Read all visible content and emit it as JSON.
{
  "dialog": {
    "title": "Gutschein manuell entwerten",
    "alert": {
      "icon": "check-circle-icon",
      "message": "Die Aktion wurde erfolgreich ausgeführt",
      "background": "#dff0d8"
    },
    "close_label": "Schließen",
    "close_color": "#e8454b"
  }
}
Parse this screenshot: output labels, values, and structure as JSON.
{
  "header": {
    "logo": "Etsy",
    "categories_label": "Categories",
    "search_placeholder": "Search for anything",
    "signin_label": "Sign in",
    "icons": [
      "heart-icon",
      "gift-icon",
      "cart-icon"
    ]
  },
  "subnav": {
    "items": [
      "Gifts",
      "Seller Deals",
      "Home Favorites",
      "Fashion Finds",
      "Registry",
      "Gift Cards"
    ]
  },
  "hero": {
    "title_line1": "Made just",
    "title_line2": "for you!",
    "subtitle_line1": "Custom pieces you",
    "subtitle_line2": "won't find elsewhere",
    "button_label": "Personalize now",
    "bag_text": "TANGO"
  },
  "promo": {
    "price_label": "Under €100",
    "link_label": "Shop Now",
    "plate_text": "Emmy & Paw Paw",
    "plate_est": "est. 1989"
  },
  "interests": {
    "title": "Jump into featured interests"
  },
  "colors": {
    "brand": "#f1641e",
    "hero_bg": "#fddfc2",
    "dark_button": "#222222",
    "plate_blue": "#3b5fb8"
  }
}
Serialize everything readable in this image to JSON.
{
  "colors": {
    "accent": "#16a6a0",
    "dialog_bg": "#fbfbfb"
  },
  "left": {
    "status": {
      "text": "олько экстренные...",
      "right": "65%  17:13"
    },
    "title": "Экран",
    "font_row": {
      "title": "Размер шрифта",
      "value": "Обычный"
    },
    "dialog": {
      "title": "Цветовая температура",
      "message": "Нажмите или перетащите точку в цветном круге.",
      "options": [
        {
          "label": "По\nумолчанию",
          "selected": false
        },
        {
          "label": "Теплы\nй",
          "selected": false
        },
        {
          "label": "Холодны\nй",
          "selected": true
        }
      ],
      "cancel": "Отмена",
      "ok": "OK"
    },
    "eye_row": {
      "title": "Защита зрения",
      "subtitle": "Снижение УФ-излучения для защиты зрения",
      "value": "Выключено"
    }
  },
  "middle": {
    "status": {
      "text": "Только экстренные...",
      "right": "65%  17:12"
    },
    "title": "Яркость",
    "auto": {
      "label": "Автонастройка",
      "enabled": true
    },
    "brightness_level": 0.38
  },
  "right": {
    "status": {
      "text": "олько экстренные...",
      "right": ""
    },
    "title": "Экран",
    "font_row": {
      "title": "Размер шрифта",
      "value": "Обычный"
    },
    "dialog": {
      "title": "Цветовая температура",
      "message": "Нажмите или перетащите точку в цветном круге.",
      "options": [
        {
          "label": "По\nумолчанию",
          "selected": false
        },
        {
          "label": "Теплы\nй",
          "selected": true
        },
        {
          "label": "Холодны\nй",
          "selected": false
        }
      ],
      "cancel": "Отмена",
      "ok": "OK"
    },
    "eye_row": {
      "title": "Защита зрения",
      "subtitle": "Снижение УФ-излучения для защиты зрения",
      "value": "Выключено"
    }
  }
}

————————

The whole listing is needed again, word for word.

**SOLUTION TO THIS PROBLEM:**
Read all visible content and emit it as JSON.
{
  "dialog": {
    "title": "Gutschein manuell entwerten",
    "alert": {
      "icon": "check-circle-icon",
      "message": "Die Aktion wurde erfolgreich ausgeführt",
      "background": "#dff0d8"
    },
    "close_label": "Schließen",
    "close_color": "#e8454b"
  }
}
Parse this screenshot: output labels, values, and structure as JSON.
{
  "header": {
    "logo": "Etsy",
    "categories_label": "Categories",
    "search_placeholder": "Search for anything",
    "signin_label": "Sign in",
    "icons": [
      "heart-icon",
      "gift-icon",
      "cart-icon"
    ]
  },
  "subnav": {
    "items": [
      "Gifts",
      "Seller Deals",
      "Home Favorites",
      "Fashion Finds",
      "Registry",
      "Gift Cards"
    ]
  },
  "hero": {
    "title_line1": "Made just",
    "title_line2": "for you!",
    "subtitle_line1": "Custom pieces you",
    "subtitle_line2": "won't find elsewhere",
    "button_label": "Personalize now",
    "bag_text": "TANGO"
  },
  "promo": {
    "price_label": "Under €100",
    "link_label": "Shop Now",
    "plate_text": "Emmy & Paw Paw",
    "plate_est": "est. 1989"
  },
  "interests": {
    "title": "Jump into featured interests"
  },
  "colors": {
    "brand": "#f1641e",
    "hero_bg": "#fddfc2",
    "dark_button": "#222222",
    "plate_blue": "#3b5fb8"
  }
}
Serialize everything readable in this image to JSON.
{
  "colors": {
    "accent": "#16a6a0",
    "dialog_bg": "#fbfbfb"
  },
  "left": {
    "status": {
      "text": "олько экстренные...",
      "right": "65%  17:13"
    },
    "title": "Экран",
    "font_row": {
      "title": "Размер шрифта",
      "value": "Обычный"
    },
    "dialog": {
      "title": "Цветовая температура",
      "message": "Нажмите или перетащите точку в цветном круге.",
      "options": [
        {
          "label": "По\nумолчанию",
          "selected": false
        },
        {
          "label": "Теплы\nй",
          "selected": false
        },
        {
          "label": "Холодны\nй",
          "selected": true
        }
      ],
      "cancel": "Отмена",
      "ok": "OK"
    },
    "eye_row": {
      "title": "Защита зрения",
      "subtitle": "Снижение УФ-излучения для защиты зрения",
      "value": "Выключено"
    }
  },
  "middle": {
    "status": {
      "text": "Только экстренные...",
      "right": "65%  17:12"
    },
    "title": "Яркость",
    "auto": {
      "label": "Автонастройка",
      "enabled": true
    },
    "brightness_level": 0.38
  },
  "right": {
    "status": {
      "text": "олько экстренные...",
      "right": ""
    },
    "title": "Экран",
    "font_row": {
      "title": "Размер шрифта",
      "value": "Обычный"
    },
    "dialog": {
      "title": "Цветовая температура",
      "message": "Нажмите или перетащите точку в цветном круге.",
      "options": [
        {
          "label": "По\nумолчанию",
          "selected": false
        },
        {
          "label": "Теплы\nй",
          "selected": true
        },
        {
          "label": "Холодны\nй",
          "selected": false
        }
      ],
      "cancel": "Отмена",
      "ok": "OK"
    },
    "eye_row": {
      "title": "Защита зрения",
      "subtitle": "Снижение УФ-излучения для защиты зрения",
      "value": "Выключено"
    }
  }
}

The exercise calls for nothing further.